[DATA PROVIDED — start]

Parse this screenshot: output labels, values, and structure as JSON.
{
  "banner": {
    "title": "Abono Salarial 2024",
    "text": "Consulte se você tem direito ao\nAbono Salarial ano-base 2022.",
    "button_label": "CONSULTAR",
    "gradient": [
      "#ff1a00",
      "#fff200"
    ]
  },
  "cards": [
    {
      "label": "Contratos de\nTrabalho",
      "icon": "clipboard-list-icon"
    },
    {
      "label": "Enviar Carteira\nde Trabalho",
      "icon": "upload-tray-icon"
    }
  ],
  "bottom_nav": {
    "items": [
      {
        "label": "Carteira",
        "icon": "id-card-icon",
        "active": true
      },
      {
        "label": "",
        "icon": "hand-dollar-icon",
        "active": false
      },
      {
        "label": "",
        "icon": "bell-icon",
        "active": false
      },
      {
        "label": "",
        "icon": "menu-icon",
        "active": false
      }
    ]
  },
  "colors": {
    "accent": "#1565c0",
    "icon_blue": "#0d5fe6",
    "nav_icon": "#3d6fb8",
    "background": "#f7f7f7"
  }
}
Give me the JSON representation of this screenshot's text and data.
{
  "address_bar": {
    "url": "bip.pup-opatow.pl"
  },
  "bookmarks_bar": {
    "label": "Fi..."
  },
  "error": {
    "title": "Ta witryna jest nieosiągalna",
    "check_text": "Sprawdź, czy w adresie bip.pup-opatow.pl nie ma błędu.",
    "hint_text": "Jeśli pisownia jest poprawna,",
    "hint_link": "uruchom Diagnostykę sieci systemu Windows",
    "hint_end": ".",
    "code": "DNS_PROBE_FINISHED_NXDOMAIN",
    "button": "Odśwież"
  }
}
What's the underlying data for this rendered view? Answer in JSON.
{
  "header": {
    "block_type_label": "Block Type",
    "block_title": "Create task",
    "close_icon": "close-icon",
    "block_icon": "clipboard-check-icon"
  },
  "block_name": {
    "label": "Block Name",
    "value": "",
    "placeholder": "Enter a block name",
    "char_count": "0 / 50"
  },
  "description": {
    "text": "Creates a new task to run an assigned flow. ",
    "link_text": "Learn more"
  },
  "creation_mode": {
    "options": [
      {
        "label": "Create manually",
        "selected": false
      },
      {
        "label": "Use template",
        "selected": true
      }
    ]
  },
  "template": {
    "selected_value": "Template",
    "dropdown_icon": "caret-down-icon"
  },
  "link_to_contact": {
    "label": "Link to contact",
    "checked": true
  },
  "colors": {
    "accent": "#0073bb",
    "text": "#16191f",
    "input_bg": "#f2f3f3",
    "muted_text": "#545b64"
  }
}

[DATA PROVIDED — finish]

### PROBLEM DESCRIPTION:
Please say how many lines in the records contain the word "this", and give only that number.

### THE COMPLETED TASK:
3